By New Times
By Connor Radnovich
By Robrt L. Pela and Amy Silverman
By Ray Stern
By Keegan Hamilton
By Matthew Hendley
By Monica Alonzo
By Monica Alonzo
At terminal velocity, the wind can have a troubling effect on the male body.
Consider that a plummeting adult falls at a rate of about 120 mph, a freefall fast enough to ripple your lips back around your ears.
Nude, the whipping winds can actually flip a penis backward, thrusting it between the buttocks where it cowers like a tiny, tortured tail.
Men who have braved a naked skydive, and there are several at Eloy's Skydive Arizona, confirm that jumping in the buff is no walk in the park.
With much grimacing and shaking of the head, one of them tries to explain the discomfort he suffered to his friends.
"There are these metal buckles on the harness that can be quite painful," offers Ash, a bleached-blond Australian, motioning to his groin. His subsequent description of a penis in flight calls to mind a fluttering fleshy windsock caught in the spokes of a bicycle.
But for naked women, Ash quickly adds, the rushing wind can provoke a decidedly different reaction. The men's faces relax as they exchange knowing glances. "Ah, the orgasm myth," says one of Ash's friends with a wide grin.
Some male instructors swear their female students have gotten off sexually, on their very first jumps, and fully clothed. They say that even when these women don't actually announce their climax, it's obvious by the flush that begins in the middle of their cheeks and the way the women moan all the way down to the ground.
Perhaps the instructors are ignoring the possibility that a student's extreme terror might provoke the same reaction.
At first, this whole female orgasm thing sounds like a story wily skydiver dudes might concoct to attract more women to the sport and the drop zone.
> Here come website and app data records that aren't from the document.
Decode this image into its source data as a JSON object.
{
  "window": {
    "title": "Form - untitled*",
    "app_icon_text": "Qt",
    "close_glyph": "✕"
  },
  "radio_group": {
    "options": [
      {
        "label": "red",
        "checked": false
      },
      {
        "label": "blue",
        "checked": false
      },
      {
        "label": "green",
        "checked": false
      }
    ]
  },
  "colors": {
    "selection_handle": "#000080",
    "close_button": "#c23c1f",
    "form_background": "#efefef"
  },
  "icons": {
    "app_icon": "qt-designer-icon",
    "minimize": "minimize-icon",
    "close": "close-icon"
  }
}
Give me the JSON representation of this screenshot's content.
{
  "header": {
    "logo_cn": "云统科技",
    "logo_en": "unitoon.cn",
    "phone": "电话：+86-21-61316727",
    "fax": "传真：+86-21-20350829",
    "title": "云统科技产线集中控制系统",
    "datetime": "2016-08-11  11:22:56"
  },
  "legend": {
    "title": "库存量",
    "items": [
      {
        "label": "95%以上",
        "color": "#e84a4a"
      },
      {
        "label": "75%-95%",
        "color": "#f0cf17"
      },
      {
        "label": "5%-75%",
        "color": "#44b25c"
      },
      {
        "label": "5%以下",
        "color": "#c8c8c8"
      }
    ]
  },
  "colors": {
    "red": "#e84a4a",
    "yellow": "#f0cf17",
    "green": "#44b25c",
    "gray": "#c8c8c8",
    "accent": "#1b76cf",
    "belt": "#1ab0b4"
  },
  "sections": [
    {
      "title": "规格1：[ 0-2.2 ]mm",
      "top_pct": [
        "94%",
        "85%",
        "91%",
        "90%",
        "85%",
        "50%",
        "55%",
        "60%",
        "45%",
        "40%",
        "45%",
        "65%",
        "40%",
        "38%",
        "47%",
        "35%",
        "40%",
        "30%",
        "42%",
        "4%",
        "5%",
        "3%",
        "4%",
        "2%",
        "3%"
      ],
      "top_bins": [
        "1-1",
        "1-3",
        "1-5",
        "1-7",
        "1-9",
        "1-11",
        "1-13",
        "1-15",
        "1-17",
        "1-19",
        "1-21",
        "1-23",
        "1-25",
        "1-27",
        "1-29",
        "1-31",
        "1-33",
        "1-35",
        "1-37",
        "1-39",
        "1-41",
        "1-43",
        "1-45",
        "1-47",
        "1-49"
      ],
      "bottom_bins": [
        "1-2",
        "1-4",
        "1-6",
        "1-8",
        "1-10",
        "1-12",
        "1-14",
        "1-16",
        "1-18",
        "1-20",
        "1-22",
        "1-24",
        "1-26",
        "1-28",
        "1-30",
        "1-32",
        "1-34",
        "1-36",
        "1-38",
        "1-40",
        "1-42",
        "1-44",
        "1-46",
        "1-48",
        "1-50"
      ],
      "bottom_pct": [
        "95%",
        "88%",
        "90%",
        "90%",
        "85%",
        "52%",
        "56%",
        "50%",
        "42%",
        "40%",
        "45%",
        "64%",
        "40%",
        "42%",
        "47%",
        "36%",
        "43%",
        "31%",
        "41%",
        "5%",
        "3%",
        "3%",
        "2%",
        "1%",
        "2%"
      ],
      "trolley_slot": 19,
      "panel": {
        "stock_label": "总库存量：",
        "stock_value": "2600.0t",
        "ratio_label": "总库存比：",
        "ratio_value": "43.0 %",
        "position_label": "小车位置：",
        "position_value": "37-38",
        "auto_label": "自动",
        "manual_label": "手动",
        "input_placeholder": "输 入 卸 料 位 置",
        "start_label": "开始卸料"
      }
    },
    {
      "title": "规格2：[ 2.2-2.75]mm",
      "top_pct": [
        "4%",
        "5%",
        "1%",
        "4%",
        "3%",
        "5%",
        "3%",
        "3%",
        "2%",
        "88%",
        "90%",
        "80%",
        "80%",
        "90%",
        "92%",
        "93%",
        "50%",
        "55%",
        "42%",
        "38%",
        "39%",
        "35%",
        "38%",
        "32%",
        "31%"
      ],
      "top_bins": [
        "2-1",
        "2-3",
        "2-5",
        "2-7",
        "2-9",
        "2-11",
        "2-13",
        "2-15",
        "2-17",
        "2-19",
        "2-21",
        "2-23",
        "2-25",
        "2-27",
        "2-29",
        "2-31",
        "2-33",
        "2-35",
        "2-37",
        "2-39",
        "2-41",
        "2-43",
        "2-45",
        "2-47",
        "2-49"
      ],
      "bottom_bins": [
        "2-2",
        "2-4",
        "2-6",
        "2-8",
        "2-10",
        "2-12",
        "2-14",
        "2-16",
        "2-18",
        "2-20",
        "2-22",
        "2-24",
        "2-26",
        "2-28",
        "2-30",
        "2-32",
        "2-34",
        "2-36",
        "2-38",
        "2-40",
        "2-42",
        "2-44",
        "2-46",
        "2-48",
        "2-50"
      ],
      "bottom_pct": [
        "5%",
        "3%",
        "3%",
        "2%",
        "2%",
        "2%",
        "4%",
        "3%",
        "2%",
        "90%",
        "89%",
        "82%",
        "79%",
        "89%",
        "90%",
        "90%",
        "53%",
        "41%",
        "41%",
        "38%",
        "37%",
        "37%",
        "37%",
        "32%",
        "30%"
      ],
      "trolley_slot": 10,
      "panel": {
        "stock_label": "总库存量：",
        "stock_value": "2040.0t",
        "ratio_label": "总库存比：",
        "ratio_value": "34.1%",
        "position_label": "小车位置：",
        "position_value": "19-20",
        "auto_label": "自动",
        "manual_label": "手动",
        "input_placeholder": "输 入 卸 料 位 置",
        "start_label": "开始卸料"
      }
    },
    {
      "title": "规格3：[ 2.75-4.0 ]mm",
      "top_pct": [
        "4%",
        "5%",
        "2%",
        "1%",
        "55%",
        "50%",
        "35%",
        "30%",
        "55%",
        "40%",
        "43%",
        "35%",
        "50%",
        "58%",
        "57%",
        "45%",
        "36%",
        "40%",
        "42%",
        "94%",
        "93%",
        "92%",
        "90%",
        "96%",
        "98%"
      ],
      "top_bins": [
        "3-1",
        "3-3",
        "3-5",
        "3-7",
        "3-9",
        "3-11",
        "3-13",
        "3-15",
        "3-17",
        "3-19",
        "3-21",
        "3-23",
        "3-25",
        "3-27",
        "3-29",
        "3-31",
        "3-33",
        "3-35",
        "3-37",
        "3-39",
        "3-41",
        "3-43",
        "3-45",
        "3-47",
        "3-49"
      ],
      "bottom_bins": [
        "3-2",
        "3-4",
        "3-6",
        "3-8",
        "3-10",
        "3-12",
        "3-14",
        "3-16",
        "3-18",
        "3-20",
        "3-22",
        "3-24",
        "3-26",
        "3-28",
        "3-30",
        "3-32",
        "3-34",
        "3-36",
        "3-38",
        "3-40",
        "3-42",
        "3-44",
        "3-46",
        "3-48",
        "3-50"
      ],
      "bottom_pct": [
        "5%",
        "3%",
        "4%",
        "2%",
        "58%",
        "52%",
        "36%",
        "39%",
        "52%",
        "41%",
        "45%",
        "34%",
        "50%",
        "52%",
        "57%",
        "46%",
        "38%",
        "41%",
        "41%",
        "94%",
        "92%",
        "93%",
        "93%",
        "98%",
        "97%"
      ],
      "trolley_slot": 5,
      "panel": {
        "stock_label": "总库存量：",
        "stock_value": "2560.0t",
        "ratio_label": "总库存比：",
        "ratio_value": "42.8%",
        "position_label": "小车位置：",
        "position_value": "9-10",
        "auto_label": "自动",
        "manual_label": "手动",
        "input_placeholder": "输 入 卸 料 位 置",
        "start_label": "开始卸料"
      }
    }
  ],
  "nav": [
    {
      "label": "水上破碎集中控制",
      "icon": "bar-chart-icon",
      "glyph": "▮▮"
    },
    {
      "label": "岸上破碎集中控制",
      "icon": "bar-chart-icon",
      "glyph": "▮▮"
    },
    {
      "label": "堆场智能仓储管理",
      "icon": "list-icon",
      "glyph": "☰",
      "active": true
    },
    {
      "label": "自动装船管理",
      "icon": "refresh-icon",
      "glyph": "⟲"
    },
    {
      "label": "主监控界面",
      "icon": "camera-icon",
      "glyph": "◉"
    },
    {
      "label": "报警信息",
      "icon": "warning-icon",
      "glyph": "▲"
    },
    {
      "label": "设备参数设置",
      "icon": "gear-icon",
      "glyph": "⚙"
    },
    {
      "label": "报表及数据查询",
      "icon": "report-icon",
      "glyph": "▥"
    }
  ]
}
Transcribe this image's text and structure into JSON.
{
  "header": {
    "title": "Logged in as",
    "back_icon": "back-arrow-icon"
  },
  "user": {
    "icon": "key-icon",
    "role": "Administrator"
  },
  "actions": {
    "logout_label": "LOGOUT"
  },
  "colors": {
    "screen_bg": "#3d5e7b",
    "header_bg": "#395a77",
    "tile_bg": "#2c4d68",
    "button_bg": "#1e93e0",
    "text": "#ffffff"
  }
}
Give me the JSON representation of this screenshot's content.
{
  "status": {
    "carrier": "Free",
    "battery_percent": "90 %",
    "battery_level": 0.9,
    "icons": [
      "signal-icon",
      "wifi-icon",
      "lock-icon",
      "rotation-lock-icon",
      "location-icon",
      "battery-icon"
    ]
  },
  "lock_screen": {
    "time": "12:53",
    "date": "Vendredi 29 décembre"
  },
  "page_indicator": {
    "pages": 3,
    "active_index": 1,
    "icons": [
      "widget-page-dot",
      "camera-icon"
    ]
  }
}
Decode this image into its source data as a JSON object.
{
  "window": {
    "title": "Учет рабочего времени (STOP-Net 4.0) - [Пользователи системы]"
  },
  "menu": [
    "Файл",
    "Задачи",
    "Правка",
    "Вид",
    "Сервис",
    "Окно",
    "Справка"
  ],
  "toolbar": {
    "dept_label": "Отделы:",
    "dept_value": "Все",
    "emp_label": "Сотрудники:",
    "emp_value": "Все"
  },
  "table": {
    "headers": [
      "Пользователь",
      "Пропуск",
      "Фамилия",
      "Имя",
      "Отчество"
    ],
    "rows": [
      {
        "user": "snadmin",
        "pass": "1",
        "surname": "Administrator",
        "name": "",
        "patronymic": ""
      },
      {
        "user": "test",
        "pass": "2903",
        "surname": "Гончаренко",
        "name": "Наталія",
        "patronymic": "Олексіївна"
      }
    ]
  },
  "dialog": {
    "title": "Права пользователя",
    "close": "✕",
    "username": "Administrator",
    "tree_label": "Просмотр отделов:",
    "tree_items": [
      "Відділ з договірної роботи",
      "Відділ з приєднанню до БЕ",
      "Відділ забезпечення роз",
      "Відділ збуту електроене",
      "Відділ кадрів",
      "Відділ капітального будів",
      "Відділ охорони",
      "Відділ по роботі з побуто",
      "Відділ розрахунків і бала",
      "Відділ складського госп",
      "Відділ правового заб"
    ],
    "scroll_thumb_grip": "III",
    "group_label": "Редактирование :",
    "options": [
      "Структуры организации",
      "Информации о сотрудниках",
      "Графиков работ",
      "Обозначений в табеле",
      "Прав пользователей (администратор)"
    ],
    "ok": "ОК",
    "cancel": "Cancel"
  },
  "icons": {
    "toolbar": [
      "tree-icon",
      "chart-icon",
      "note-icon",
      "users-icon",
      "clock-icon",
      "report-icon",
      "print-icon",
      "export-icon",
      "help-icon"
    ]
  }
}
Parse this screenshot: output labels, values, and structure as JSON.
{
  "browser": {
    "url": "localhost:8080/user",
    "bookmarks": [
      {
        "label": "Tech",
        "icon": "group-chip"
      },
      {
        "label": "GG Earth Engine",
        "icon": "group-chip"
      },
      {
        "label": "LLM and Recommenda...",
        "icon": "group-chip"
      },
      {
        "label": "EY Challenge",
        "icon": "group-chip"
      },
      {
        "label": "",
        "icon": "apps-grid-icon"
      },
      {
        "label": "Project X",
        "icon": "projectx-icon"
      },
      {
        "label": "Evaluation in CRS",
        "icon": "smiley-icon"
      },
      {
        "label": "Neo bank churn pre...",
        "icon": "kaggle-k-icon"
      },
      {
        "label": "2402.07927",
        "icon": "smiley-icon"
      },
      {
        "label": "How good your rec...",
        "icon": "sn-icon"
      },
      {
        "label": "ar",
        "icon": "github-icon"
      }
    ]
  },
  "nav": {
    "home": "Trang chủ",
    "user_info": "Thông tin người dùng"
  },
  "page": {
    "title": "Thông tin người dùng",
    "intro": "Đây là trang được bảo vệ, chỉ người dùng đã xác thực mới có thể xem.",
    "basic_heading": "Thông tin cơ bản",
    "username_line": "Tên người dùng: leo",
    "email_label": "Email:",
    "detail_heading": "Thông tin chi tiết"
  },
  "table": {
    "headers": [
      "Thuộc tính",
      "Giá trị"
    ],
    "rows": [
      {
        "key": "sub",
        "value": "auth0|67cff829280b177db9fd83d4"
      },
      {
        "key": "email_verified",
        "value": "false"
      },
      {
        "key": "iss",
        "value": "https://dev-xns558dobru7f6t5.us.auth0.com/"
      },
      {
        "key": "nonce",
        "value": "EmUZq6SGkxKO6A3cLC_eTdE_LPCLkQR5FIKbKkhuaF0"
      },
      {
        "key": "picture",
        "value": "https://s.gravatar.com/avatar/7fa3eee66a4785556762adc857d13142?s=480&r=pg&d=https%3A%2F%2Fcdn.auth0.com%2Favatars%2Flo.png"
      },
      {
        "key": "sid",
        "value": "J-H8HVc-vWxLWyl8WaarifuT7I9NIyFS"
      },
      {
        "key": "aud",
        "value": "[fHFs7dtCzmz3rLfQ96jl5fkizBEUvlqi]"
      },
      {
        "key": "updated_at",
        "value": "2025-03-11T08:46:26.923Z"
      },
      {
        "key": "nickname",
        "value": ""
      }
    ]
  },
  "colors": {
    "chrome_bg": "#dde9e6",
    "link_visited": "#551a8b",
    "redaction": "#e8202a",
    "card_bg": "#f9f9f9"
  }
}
Typical for skydiving, Eloy's about 80 percent young virile and attractive men. Unlike other extreme sports, women are physically at no disadvantage. Especially, the guys insist, single women.
Suspicions about the motive behind spreading spontaneous orgasm stories are soon erased in the drop zone bar. As the clock nears midnight, the climaxes come up again, this time in the words of a tipsy skydiver named Rebecca who tells a table full of guys it's happened to her.
Several times. Almost every time she does it naked.
All ears prick up.
She doesn't elaborate much, but when Rebecca makes her way out the door a short while later, a curious young skydiver is not far behind.
In an addictive sport devoted to pushing the extremes, it's not surprising that getting naked, whether painful or pleasurable, makes an extensive list of bizarre aerial antics.
Eloy daredevils are full of stories about landing on the backs of moving motorcycles, jumping from one plane in flight to another, leaping from office buildings and radio antennas, throwing themselves out of hot air balloons or into thousand-foot holes in the earth.
"You take a sip of wine and pretty soon you're going to want whiskey," cautions Greg Foster, an instructor who has recently found the need to add jumping off cliffs and bridges to his daily adrenaline fix.
That there are junkies in Eloy should come as no surprise to anyone familiar with the town's nefarious reputation. Once known as the per capita murder capital of America in the late '40s, the town of about 10,000 has become enough of a drug den in recent years to warrant deployment of a special DEA Mobile Enforcement Team.
Located halfway between Phoenix and Tucson, Eloy was at one time a booming agricultural hamlet. But years of cotton farming sucked the ground dry, depleting the water table. In protest, the desiccated earth erupted in giant fissures powerful enough to tear up the interstate.
Eloy's a hellish place outside of the drop zone. Even the town's name is indicative of the wasteland typical of this portion of the Sonoran Desert. "Eloy" is said to be taken from the Spanish pronunciation of a Biblical quotation, "Eli, Eli lama sabachthani?"
In English: "My God, my God, why hast thou forsaken me?"
But make one jump and you'll discover what draws people from all over the world to such an otherwise barren and inhospitable location. There's no better place in the world for skydivers to get high.
Skydive Arizona has the largest fleet of aircraft in the sport and an average of 350 jumpable days of sunshine a year. In 12 years, the drop zone has quietly evolved into a self-contained universe where world champions and drop zone rats jump side by side, then wash down a day's worth of adrenaline with warm mugs of cheap beer as one buzz melts deliciously into another.
Skydiving is about as big a rush as you can achieve without breaking laws or destroying a large amount of brain cells. It's a rapturous experience that many say is better than sex.
A University of Kentucky study, funded by the National Institute on Drug Abuse, confirms that the brains of thrill seekers, such as skydivers, are stimulated in the same manner as those of drug users. This prompted NIDA to launch a television campaign hoping to turn young thrill seekers on to extreme sports like skydiving or bungee jumping instead of cocaine or acid. Perhaps they didn't realize that there is a price for any addiction, and that hooking people on skydiving can have a drastic effect on their futures, and their bank accounts.